“Many admitted insurance companies will not write insurance covering properties located in high-risk areas, and this gap is often filled by the non-admitted carrier,” and explains how a policyholder would know if a particular company is non-admitted:
“Non-admitted insurance is also sometimes referred to as Excess and Surplus Insurance, E&S, or Surplus Lines, and if you see any of those words on the policy, it means that the company may not be admitted in your state.”
You can check your state’s Department of Insurance website to check whether the company you have, or are considering, is admitted in your state. If the would “licensed” shows up after their name that means the company is admitted.
Last But Not Least – Are You Adequately Insured?
Having insurance, but not having the proper coverage limits, can be a big problem if you have a catastrophic loss. The bottom line here is you need to determine what it would cost to rebuild and replace all your belongings if something like the Paradise fire happens to you.
One solution is to find a company that is willing to send out an inspector to look over your home and belongings. Then feel free to get second opinions from local contractors on what it would cost to replace you home. Most companies insure the contents of your home based on a percentage of the home’s value. This may or may not provide the coverage you need. If you have expensive art work or collectables they may need a separate policy or an additional rider.
Call your agent and say that you want your house inspected. The company pays for it and you get a report. Ask your agent, “What do you think I need to insure my property for?” Get his recommendation in writing.
Again, while SGL does not deal directly with property and casualty insurance, our job is to help you get your financial house in order and sleep well at night.
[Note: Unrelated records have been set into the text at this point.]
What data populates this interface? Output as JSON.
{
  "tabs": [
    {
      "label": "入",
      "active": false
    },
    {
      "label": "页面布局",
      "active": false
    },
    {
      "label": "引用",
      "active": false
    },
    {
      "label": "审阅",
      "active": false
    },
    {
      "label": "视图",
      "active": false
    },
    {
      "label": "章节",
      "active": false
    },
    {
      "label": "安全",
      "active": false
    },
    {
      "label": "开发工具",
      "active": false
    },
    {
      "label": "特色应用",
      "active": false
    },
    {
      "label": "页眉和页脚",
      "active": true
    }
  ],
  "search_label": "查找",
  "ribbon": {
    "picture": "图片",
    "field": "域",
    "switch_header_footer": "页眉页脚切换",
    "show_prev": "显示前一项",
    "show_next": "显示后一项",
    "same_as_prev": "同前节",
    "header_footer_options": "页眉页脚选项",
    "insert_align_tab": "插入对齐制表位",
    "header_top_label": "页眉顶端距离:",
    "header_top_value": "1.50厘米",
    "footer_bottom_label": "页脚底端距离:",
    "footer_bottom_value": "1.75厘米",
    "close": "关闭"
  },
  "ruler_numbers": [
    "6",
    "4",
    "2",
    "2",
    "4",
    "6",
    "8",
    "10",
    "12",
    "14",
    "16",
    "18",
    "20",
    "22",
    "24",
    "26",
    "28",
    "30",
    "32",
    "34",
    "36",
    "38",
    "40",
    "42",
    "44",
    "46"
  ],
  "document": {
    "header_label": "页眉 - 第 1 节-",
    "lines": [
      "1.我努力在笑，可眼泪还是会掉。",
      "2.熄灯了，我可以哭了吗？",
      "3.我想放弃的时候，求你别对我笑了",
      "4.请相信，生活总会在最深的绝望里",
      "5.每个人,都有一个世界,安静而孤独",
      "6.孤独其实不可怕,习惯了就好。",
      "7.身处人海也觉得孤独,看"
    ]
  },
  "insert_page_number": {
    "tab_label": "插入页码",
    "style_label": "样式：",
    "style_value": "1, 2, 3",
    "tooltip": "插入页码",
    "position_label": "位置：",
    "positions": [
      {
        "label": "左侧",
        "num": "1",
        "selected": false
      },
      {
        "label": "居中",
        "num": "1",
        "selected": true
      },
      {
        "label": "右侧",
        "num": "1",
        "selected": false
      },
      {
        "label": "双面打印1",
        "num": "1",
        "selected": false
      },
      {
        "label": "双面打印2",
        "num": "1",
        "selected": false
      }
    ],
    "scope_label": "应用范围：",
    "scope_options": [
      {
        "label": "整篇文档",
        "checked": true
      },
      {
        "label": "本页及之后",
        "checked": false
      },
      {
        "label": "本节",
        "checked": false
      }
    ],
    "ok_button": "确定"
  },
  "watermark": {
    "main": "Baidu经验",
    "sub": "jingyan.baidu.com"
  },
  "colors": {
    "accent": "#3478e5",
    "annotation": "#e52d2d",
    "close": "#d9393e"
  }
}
Making sure you have thought about and obtained the proper insurance on your personal property is one of those “sleep better at night” items. Give us a call with any of your financial questions or to set up a time to see if your financial house and future are properly set-up.